Exercise goal>
Write out the data again in full, exactly as it reads.

Input for this task>
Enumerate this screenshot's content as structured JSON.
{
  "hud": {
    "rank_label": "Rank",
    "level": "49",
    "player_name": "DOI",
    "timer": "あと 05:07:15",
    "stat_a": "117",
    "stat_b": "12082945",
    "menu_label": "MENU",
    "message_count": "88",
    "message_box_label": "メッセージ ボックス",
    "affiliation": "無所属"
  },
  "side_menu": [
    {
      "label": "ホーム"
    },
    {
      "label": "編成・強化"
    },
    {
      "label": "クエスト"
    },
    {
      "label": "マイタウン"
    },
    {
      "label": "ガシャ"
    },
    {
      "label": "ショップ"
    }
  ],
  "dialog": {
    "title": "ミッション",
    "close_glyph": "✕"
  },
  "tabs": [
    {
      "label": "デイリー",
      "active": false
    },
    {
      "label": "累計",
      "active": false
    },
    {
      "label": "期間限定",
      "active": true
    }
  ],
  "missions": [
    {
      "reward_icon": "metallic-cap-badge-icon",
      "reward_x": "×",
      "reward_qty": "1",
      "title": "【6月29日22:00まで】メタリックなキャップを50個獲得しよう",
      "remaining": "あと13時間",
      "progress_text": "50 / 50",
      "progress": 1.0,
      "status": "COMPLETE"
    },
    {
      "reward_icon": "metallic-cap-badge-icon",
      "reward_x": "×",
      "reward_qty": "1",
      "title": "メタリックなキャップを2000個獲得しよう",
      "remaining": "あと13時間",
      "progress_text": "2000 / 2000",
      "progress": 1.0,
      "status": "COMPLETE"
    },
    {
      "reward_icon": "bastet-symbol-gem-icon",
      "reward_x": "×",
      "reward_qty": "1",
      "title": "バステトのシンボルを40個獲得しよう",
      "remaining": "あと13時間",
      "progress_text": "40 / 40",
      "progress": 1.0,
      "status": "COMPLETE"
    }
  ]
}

Task answer>
Enumerate this screenshot's content as structured JSON.
{
  "hud": {
    "rank_label": "Rank",
    "level": "49",
    "player_name": "DOI",
    "timer": "あと 05:07:15",
    "stat_a": "117",
    "stat_b": "12082945",
    "menu_label": "MENU",
    "message_count": "88",
    "message_box_label": "メッセージ ボックス",
    "affiliation": "無所属"
  },
  "side_menu": [
    {
      "label": "ホーム"
    },
    {
      "label": "編成・強化"
    },
    {
      "label": "クエスト"
    },
    {
      "label": "マイタウン"
    },
    {
      "label": "ガシャ"
    },
    {
      "label": "ショップ"
    }
  ],
  "dialog": {
    "title": "ミッション",
    "close_glyph": "✕"
  },
  "tabs": [
    {
      "label": "デイリー",
      "active": false
    },
    {
      "label": "累計",
      "active": false
    },
    {
      "label": "期間限定",
      "active": true
    }
  ],
  "missions": [
    {
      "reward_icon": "metallic-cap-badge-icon",
      "reward_x": "×",
      "reward_qty": "1",
      "title": "【6月29日22:00まで】メタリックなキャップを50個獲得しよう",
      "remaining": "あと13時間",
      "progress_text": "50 / 50",
      "progress": 1.0,
      "status": "COMPLETE"
    },
    {
      "reward_icon": "metallic-cap-badge-icon",
      "reward_x": "×",
      "reward_qty": "1",
      "title": "メタリックなキャップを2000個獲得しよう",
      "remaining": "あと13時間",
      "progress_text": "2000 / 2000",
      "progress": 1.0,
      "status": "COMPLETE"
    },
    {
      "reward_icon": "bastet-symbol-gem-icon",
      "reward_x": "×",
      "reward_qty": "1",
      "title": "バステトのシンボルを40個獲得しよう",
      "remaining": "あと13時間",
      "progress_text": "40 / 40",
      "progress": 1.0,
      "status": "COMPLETE"
    }
  ]
}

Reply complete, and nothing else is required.